Variety’s Jay Weissberg finds that Doueiri and Touma “certainly do their best to stir things up, pitching emotions at an overly dramatic level only to offer concessions at the end that feel far too pre-packaged for movie consumption. Clearly there’s some concern, which is why a disclaimer at the start warns that the film doesn’t necessarily reflect the views and policy of the Lebanese government.”
“The two men—so the thesis goes—have more in common than they know,” writes John Bleasdale at CineVue. “They are both manual workers who make or fix things, workmen who take pride in what they do. . . . In one scene, Yasser can't start his car and Toni is unable to resist fixing it. But historical grievance and memories of personal tragedy get in the way again and again. By the end, The Insult has become bifurcated, with the conventional courtroom drama heading to a sop of a denouement even though the men themselves have provided the film with a much more effective resolution in a preceding scene. The film can't be faulted for its attempt to argue for some kind of humane kinship and reconciliation, even if this attempt ends up dissolving the enmity in a sentimentality that, given what has come before, strains credibility.”

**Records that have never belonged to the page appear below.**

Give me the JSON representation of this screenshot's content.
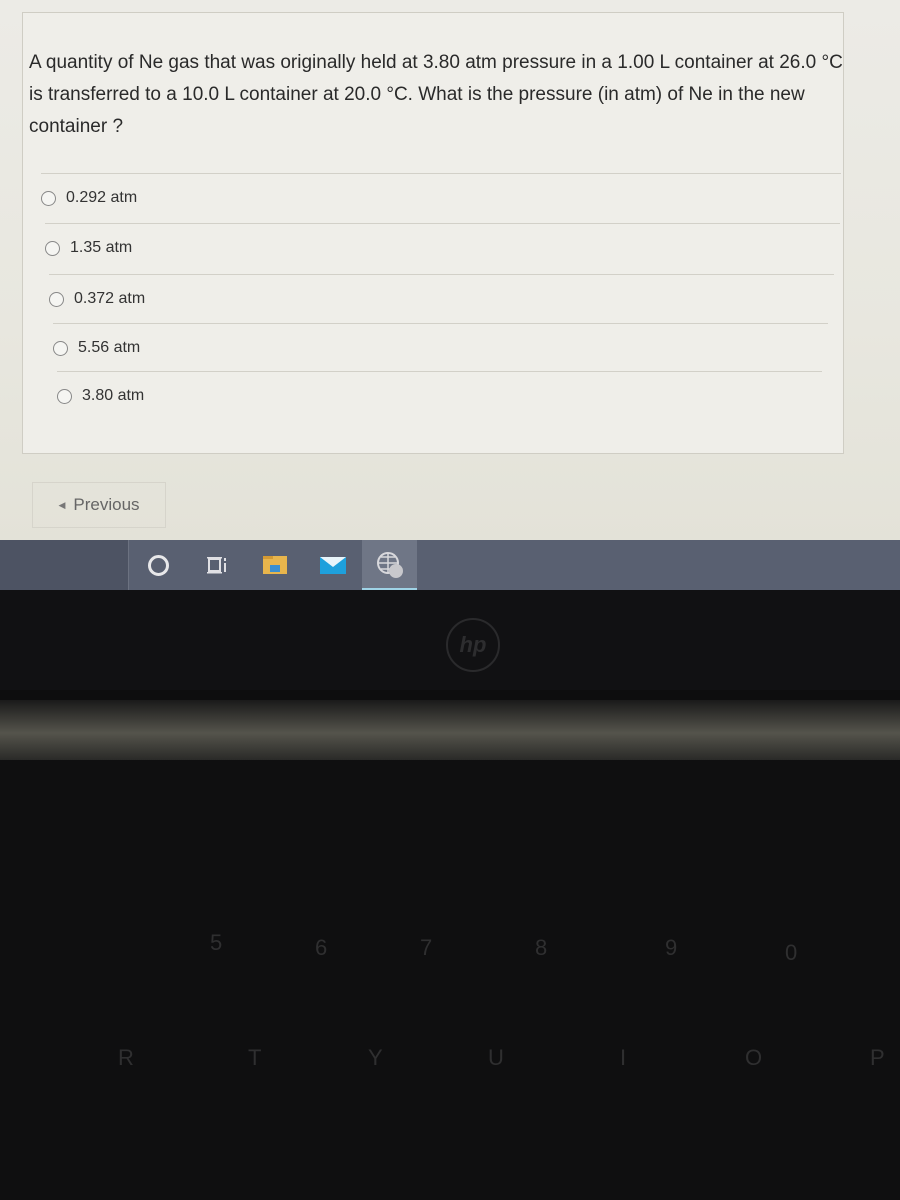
{
  "question": {
    "text": "A quantity of Ne gas that was originally held at 3.80 atm pressure in a 1.00 L container at 26.0 °C is transferred to a 10.0 L container at 20.0 °C. What is the pressure (in atm) of Ne in the new container ?"
  },
  "options": [
    {
      "label": "0.292 atm",
      "selected": false
    },
    {
      "label": "1.35 atm",
      "selected": false
    },
    {
      "label": "0.372 atm",
      "selected": false
    },
    {
      "label": "5.56 atm",
      "selected": false
    },
    {
      "label": "3.80 atm",
      "selected": false
    }
  ],
  "navigation": {
    "previous_label": "Previous"
  },
  "taskbar": {
    "icons": [
      "cortana-search-icon",
      "task-view-icon",
      "file-explorer-icon",
      "mail-icon",
      "browser-globe-icon"
    ],
    "active": "browser-globe-icon"
  },
  "laptop": {
    "logo": "hp",
    "keys": [
      "5",
      "6",
      "7",
      "8",
      "9",
      "0",
      "R",
      "T",
      "Y",
      "U",
      "I",
      "O",
      "P"
    ]
  },
  "colors": {
    "taskbar": "#596071",
    "active_indicator": "#9fd3e6",
    "mail": "#1ea0dc",
    "folder": "#e8b54c"
  }
}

Updates, 9/2: Cohen Media Group has picked up North American distribution rights, reports Variety’s Elsa Keslassy.
“As drama, The Insult is only about halfway convincing, but as a rhetorical intervention against Lebanon’s legacy of division it has merit,” writes Adam Nayman for Cinema Scope.

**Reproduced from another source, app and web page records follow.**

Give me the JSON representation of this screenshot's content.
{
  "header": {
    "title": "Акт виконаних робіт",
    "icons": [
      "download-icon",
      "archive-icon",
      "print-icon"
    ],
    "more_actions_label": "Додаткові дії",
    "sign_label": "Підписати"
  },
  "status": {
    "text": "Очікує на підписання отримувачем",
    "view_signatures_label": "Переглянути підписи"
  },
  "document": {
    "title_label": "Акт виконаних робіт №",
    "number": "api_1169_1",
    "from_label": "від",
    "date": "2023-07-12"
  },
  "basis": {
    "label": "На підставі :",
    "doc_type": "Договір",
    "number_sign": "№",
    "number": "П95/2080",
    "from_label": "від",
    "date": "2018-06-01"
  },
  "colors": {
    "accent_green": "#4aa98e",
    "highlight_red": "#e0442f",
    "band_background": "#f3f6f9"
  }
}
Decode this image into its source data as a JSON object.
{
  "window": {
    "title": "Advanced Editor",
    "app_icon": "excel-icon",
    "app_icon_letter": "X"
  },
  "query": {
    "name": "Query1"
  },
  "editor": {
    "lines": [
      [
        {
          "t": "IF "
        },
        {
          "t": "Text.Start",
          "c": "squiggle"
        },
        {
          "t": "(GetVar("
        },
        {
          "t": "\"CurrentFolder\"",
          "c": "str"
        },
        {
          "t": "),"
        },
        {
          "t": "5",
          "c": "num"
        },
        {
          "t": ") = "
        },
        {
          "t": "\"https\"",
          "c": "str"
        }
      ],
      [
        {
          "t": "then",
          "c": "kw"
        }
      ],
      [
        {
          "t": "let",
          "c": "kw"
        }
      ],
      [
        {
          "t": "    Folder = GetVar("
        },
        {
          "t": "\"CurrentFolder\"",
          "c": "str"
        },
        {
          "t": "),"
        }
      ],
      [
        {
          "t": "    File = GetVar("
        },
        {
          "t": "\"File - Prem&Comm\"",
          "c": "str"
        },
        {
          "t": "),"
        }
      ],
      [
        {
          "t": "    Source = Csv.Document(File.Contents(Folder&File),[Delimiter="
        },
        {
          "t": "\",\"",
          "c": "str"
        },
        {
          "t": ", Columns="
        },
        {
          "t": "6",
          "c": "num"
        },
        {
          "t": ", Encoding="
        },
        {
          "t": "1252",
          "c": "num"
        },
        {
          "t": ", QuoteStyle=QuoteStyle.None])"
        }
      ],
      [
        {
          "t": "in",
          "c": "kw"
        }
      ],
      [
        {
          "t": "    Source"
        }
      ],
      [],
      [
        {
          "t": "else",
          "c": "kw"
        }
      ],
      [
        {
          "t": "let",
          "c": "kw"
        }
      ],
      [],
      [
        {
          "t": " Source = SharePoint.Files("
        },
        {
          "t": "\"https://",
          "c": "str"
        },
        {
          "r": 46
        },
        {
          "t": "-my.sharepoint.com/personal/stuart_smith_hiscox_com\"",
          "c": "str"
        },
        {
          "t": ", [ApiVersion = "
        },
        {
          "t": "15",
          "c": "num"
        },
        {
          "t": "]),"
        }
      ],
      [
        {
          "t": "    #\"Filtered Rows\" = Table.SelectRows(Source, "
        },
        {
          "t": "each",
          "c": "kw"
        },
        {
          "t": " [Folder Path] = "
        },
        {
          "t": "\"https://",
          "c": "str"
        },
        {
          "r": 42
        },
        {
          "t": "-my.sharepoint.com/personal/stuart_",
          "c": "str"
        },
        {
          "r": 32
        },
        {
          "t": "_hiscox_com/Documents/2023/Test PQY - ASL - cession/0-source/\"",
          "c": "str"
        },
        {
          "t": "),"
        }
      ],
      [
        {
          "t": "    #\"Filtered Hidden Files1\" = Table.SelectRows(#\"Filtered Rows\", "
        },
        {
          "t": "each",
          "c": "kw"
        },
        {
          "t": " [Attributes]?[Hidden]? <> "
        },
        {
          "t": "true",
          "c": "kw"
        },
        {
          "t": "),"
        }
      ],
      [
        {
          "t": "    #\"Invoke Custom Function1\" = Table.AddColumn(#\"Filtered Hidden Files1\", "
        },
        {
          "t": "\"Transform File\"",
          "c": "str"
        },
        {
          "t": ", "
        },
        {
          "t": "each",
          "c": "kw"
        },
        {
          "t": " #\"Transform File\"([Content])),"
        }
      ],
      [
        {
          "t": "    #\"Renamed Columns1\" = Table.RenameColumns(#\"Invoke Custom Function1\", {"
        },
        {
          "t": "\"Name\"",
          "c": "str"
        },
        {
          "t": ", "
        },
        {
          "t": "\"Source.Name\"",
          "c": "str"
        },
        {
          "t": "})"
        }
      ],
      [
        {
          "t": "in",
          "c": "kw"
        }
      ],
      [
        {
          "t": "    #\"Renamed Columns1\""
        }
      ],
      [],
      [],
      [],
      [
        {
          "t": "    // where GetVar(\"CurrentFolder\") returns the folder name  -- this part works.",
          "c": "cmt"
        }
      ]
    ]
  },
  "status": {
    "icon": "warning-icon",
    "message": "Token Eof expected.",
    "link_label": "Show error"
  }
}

Updates, 9/6: “Working its way through courtroom arguments, the movie never transcends the main tension established early on, but Doueiri does a competent job of exploring the sources of anger on both sides without valorizing either of them,” writes IndieWire’s Eric Kohn.
“You know, I’ve developed a knack for insulting people very, very expertly,” Doueiri tells Kaleem Aftab at Cineuropa. “It's like over time I have learned how to insult people in a way that will hurt them the most. My girlfriend at the time [now his wife and co-screenwriter, Joëlle Touma] said, ‘How could you talk to a Palestinian like that?’ So I went down to the guy as he was cleaning the streets, and I said, ‘Look, I apologize.’ He couldn't even look me in the eyes; he was very, very hurt.”
Update, 9/8: “How Joëlle Touma’s script progresses is heavy-handed in its desire to augment the tensions and provide justifications, but it’s still powerful nonetheless,” writes Jared Mobarak at the Film Stage, “You may initially believe one man over-reacted more than the other with both seeming guilty in equal measure, but prepare to wonder if both are actually innocent as more secrets and truths are revealed.”
Update, 9/11: “Doueiri said Monday that his detention at Beirut airport and subsequent questioning by a military tribunal were an attempt to suppress his new film, The Insult, which just won a prize at the Venice Film Festival and is Lebanon’s candidate for the foreign-language Oscar,” reports Nick Vivarelli. “Doueiri spoke to Variety after being grilled for three hours Monday by a Lebanese military panel about his previous film, The Attack, which was partly shot in Israel. Lebanon bans its citizens from visiting Israel, because it is officially at war with the Jewish state. After his interrogation by the tribunal, Doueiri was released without charge, and his French and Lebanese passports, which had been confiscated at the airport, were returned to him. Doueiri said his detention and court summons were clearly timed to disrupt the release of The Insult, which is slated to premiere in Lebanon on Tuesday.”